Reproduce the data word for word, keeping every line complete.
§ §
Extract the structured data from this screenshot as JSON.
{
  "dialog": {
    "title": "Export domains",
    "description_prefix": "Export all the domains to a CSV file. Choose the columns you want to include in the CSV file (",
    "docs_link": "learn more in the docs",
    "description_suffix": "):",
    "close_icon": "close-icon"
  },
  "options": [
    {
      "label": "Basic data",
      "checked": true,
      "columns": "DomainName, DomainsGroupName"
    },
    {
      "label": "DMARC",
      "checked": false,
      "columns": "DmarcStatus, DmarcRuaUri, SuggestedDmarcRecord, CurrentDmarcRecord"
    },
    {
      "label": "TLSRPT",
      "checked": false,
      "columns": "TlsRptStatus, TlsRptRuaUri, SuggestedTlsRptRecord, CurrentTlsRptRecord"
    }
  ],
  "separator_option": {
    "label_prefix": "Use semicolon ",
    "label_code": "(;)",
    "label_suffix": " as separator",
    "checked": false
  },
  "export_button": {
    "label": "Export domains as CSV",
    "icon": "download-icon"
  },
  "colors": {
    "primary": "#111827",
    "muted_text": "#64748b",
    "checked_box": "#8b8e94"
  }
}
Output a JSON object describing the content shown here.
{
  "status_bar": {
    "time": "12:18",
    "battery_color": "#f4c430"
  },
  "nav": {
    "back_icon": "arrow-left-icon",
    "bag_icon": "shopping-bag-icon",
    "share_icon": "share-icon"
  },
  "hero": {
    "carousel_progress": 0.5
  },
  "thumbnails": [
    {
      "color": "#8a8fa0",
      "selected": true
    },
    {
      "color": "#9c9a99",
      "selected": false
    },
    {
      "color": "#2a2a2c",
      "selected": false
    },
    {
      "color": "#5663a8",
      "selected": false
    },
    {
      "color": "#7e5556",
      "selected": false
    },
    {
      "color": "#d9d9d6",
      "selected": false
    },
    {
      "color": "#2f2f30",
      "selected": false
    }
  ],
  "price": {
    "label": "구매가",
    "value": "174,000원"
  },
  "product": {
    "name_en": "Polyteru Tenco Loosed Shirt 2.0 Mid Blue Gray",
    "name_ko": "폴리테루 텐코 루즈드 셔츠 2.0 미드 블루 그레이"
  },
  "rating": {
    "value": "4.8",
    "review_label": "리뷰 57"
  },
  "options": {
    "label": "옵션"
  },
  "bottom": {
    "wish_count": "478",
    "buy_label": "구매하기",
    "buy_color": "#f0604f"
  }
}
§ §
--- Response to the exercise ---
Extract the structured data from this screenshot as JSON.
{
  "dialog": {
    "title": "Export domains",
    "description_prefix": "Export all the domains to a CSV file. Choose the columns you want to include in the CSV file (",
    "docs_link": "learn more in the docs",
    "description_suffix": "):",
    "close_icon": "close-icon"
  },
  "options": [
    {
      "label": "Basic data",
      "checked": true,
      "columns": "DomainName, DomainsGroupName"
    },
    {
      "label": "DMARC",
      "checked": false,
      "columns": "DmarcStatus, DmarcRuaUri, SuggestedDmarcRecord, CurrentDmarcRecord"
    },
    {
      "label": "TLSRPT",
      "checked": false,
      "columns": "TlsRptStatus, TlsRptRuaUri, SuggestedTlsRptRecord, CurrentTlsRptRecord"
    }
  ],
  "separator_option": {
    "label_prefix": "Use semicolon ",
    "label_code": "(;)",
    "label_suffix": " as separator",
    "checked": false
  },
  "export_button": {
    "label": "Export domains as CSV",
    "icon": "download-icon"
  },
  "colors": {
    "primary": "#111827",
    "muted_text": "#64748b",
    "checked_box": "#8b8e94"
  }
}
Output a JSON object describing the content shown here.
{
  "status_bar": {
    "time": "12:18",
    "battery_color": "#f4c430"
  },
  "nav": {
    "back_icon": "arrow-left-icon",
    "bag_icon": "shopping-bag-icon",
    "share_icon": "share-icon"
  },
  "hero": {
    "carousel_progress": 0.5
  },
  "thumbnails": [
    {
      "color": "#8a8fa0",
      "selected": true
    },
    {
      "color": "#9c9a99",
      "selected": false
    },
    {
      "color": "#2a2a2c",
      "selected": false
    },
    {
      "color": "#5663a8",
      "selected": false
    },
    {
      "color": "#7e5556",
      "selected": false
    },
    {
      "color": "#d9d9d6",
      "selected": false
    },
    {
      "color": "#2f2f30",
      "selected": false
    }
  ],
  "price": {
    "label": "구매가",
    "value": "174,000원"
  },
  "product": {
    "name_en": "Polyteru Tenco Loosed Shirt 2.0 Mid Blue Gray",
    "name_ko": "폴리테루 텐코 루즈드 셔츠 2.0 미드 블루 그레이"
  },
  "rating": {
    "value": "4.8",
    "review_label": "리뷰 57"
  },
  "options": {
    "label": "옵션"
  },
  "bottom": {
    "wish_count": "478",
    "buy_label": "구매하기",
    "buy_color": "#f0604f"
  }
}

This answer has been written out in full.